Is Selective Breeding the Same as Genetic Engineering?
Now, selective breeding may remind you of another term that you’ve surely come across in recent years — genetic engineering. The products of genetic engineering are genetically modified organisms (GMOs), which have a bit of a bad reputation. Namely, many people believe they’re far inferior to natural food products and even downright harmful and toxic. For that reason, the GMO-free label can nowadays be seen on most food packages.
As it happens, there’s no scientific proof that GMOs are harmful. But even if there were, selective breeding would have nothing to do with that. To put it simply, selective breeding and genetic engineering are two entirely different processes with very little in common.

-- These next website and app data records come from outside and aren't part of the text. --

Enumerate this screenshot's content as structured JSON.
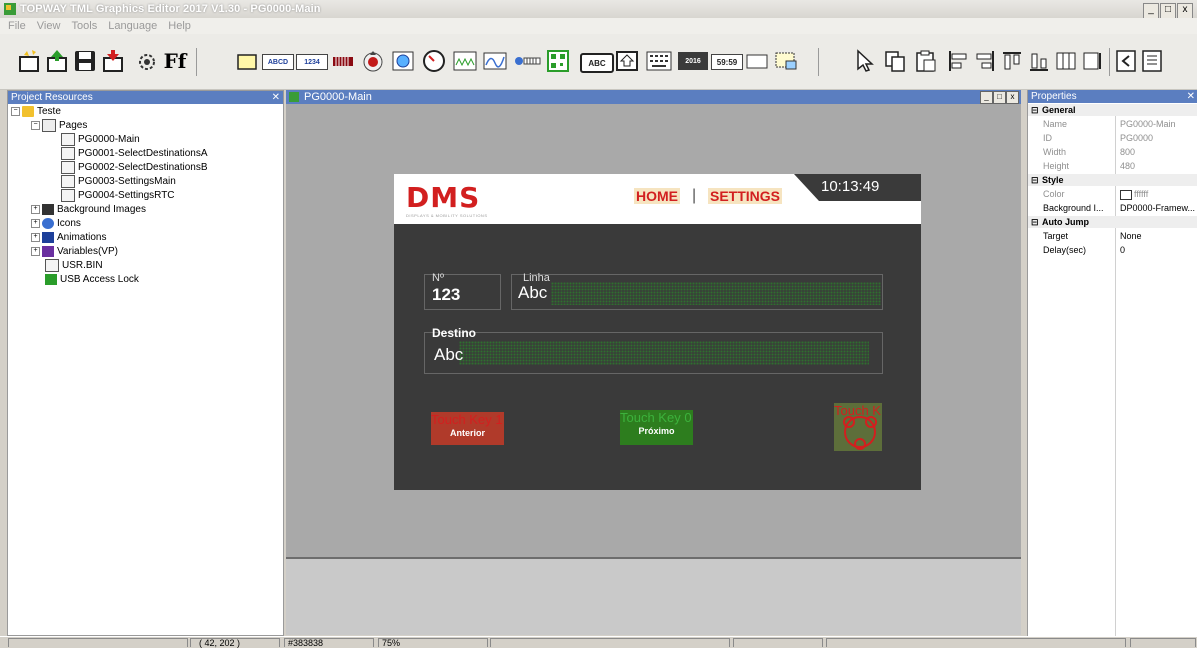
{
  "window": {
    "title": "TOPWAY TML Graphics Editor 2017 V1.30 - PG0000-Main",
    "controls": [
      "_",
      "□",
      "x"
    ]
  },
  "menu": [
    "File",
    "View",
    "Tools",
    "Language",
    "Help"
  ],
  "toolbar": {
    "icons": [
      "new-project-icon",
      "open-project-icon",
      "save-icon",
      "export-icon",
      "settings-icon",
      "font-icon",
      "rect-area-icon",
      "text-abcd-icon",
      "number-1234-icon",
      "bar-icon",
      "knob-icon",
      "touch-key-icon",
      "gauge-icon",
      "waveform-icon",
      "line-chart-icon",
      "slider-icon",
      "qr-icon",
      "abc-input-icon",
      "popup-key-icon",
      "keyboard-icon",
      "date-icon",
      "time-icon",
      "frame-icon",
      "select-area-icon",
      "pointer-icon",
      "copy-icon",
      "paste-icon",
      "align-left-icon",
      "align-right-icon",
      "align-top-icon",
      "align-bottom-icon",
      "distribute-icon",
      "size-icon",
      "order-icon",
      "more-icon"
    ],
    "text_abcd": "ABCD",
    "text_1234": "1234",
    "text_abc": "ABC",
    "text_2016": "2016",
    "text_5959": "59:59",
    "font_label": "Ff"
  },
  "project": {
    "title": "Project Resources",
    "pin": " ✕",
    "root": "Teste",
    "pages_label": "Pages",
    "pages": [
      "PG0000-Main",
      "PG0001-SelectDestinationsA",
      "PG0002-SelectDestinationsB",
      "PG0003-SettingsMain",
      "PG0004-SettingsRTC"
    ],
    "others": [
      "Background Images",
      "Icons",
      "Animations",
      "Variables(VP)",
      "USR.BIN",
      "USB Access Lock"
    ]
  },
  "editor": {
    "tab": "PG0000-Main",
    "screen": {
      "logo": "DMS",
      "logo_sub": "DISPLAYS & MOBILITY SOLUTIONS",
      "nav_home": "HOME",
      "nav_sep": "|",
      "nav_settings": "SETTINGS",
      "clock": "10:13:49",
      "num_label": "Nº",
      "num_value": "123",
      "line_label": "Linha",
      "line_value": "Abc",
      "dest_label": "Destino",
      "dest_value": "Abc",
      "touch_key_1": "Touch Key 1",
      "touch_key_0": "Touch Key 0",
      "touch_key_2": "Touch K",
      "btn_prev": "Anterior",
      "btn_next": "Próximo"
    }
  },
  "properties": {
    "title": "Properties",
    "pin": " ✕",
    "sections": [
      {
        "name": "General",
        "rows": [
          [
            "Name",
            "PG0000-Main"
          ],
          [
            "ID",
            "PG0000"
          ],
          [
            "Width",
            "800"
          ],
          [
            "Height",
            "480"
          ]
        ]
      },
      {
        "name": "Style",
        "rows": [
          [
            "Color",
            "ffffff"
          ],
          [
            "Background I...",
            "DP0000-Framew..."
          ]
        ]
      },
      {
        "name": "Auto Jump",
        "rows": [
          [
            "Target",
            "None"
          ],
          [
            "Delay(sec)",
            "0"
          ]
        ]
      }
    ]
  },
  "status": {
    "coords": "( 42, 202 )",
    "color": "#383838",
    "zoom": "75%"
  },
  "colors": {
    "accent": "#d21f1f",
    "green": "#3a9c38",
    "panel_header": "#5b7ec0"
  }
}
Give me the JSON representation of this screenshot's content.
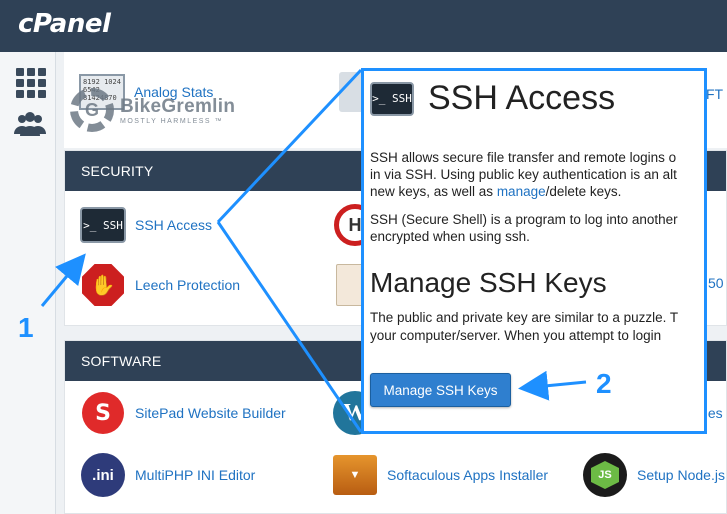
{
  "app": {
    "logo_text": "cPanel"
  },
  "rail": {
    "icons": [
      "grid-icon",
      "users-icon"
    ]
  },
  "watermark": {
    "title": "BikeGremlin",
    "subtitle": "MOSTLY HARMLESS ™"
  },
  "top_partial": {
    "analog_stats": "Analog Stats",
    "right_edge": "FT"
  },
  "security": {
    "header": "SECURITY",
    "items": [
      {
        "label": "SSH Access",
        "icon": "ssh-terminal-icon",
        "tile_text": ">_ SSH"
      },
      {
        "label": "Leech Protection",
        "icon": "stop-hand-icon"
      }
    ],
    "right_edge": "50"
  },
  "software": {
    "header": "SOFTWARE",
    "items": [
      {
        "label": "SitePad Website Builder",
        "icon": "sitepad-icon"
      },
      {
        "label": "MultiPHP INI Editor",
        "icon": "ini-file-icon",
        "icon_text": ".ini"
      },
      {
        "label": "Softaculous Apps Installer",
        "icon": "softaculous-icon"
      },
      {
        "label": "Setup Node.js",
        "icon": "nodejs-icon",
        "icon_text": "JS"
      }
    ],
    "right_edge": "ules"
  },
  "callout": {
    "icon_text": ">_ SSH",
    "title": "SSH Access",
    "para1_line1": "SSH allows secure file transfer and remote logins o",
    "para1_line2": "in via SSH. Using public key authentication is an alt",
    "para1_line3_pre": "new keys, as well as ",
    "para1_link": "manage",
    "para1_line3_post": "/delete keys.",
    "para2_line1": "SSH (Secure Shell) is a program to log into another",
    "para2_line2": "encrypted when using ssh.",
    "subtitle": "Manage SSH Keys",
    "para3_line1": "The public and private key are similar to a puzzle. T",
    "para3_line2": "your computer/server. When you attempt to login",
    "button_label": "Manage SSH Keys"
  },
  "annotations": {
    "step1": "1",
    "step2": "2",
    "color": "#1e90ff"
  }
}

As we’ve seen, selective breeding involves choosing desirable traits in a certain species and then breeding parents who have them. This process doesn’t alter the genome directly, and the results may become apparent only after a few generations.
On the other hand, genetic engineering does manipulate genes. It always occurs in a laboratory where scientists use specific biotechnology. The end goal may be similar — to enhance certain traits and increase resistance and lifespan. But the method is completely different.
Vegetables and Fruits Made Through Selective Breeding
Still not convinced that selective breeding is a good thing? Well, maybe you need some concrete examples that show what we have thanks to it. Specifically, let’s take a look at a few fruits and vegetables that probably wouldn’t exist today if we hadn’t interfered.
Broccoli, Kale, Cabbage, Cauliflower, Brussels Sprouts
Did you know that these five vegetables all came from the same plant? Centuries ago, Brassica Oleracea, or wild cabbage, was selectively bred until it produced the vegetables we now know and love.
For instance, broccoli was made from breeding wild cabbage with suppressed flowers, while kale came from variants with larger leaves. Different parts of the plant gave us different vegetables, and today we have a whole garden of them!
Corn may be easy to come by now, but it wasn’t so thousands of years ago. In fact, it was impossible because nothing like it existed. The closest thing to today’s corn was teosinte, a grass that looked nothing like it.
Still, by selecting larger and tastier teosinte kernels for planting, farmers slowly but surely created corn. Compared to today’s plant, it looked rather small at first, but through artificial selection, it grew to the size familiar to us all.
Did you know that thousands of years ago, watermelon was bitter and only two inches in diameter? You also needed a hammer just to open it and get to the edible part. It was hardly a watermelon at all!
Yet, after centuries and centuries of selective breeding, it grew to be the plump, delicious fruit we enjoy in the summer. We’re lucky that ancient farmers recognized its potential!
Are Plants Made Through Selective Breeding Safe to Eat?
In short, yes, they are. As you can see from the examples above, you eat many of them quite regularly. And not just you — millions of people across the globe have been eating them for hundreds of years. Selective breeding had existed long before you were born, and it will continue to exist as long as there are farmers and plants to breed.
Also, while selective breeding isn’t quite natural, it’s hard to call it entirely unnatural. After all, breeders don’t add any chemicals or alter the plants in any way. They simply choose the variants that are sweeter, more resilient, and more appealing. These plants could appear in nature even without their help — just not nearly as often as they do now.
While the idea of selective breeding may seem unpleasant or unnatural, there’s actually nothing wrong with it as long as it’s done responsibly. New or enhanced plants created this way are perfectly healthy and often more delicious than their predecessors. So feel free to keep eating fruits and vegetables without hesitation — they’re just as safe as they always have been!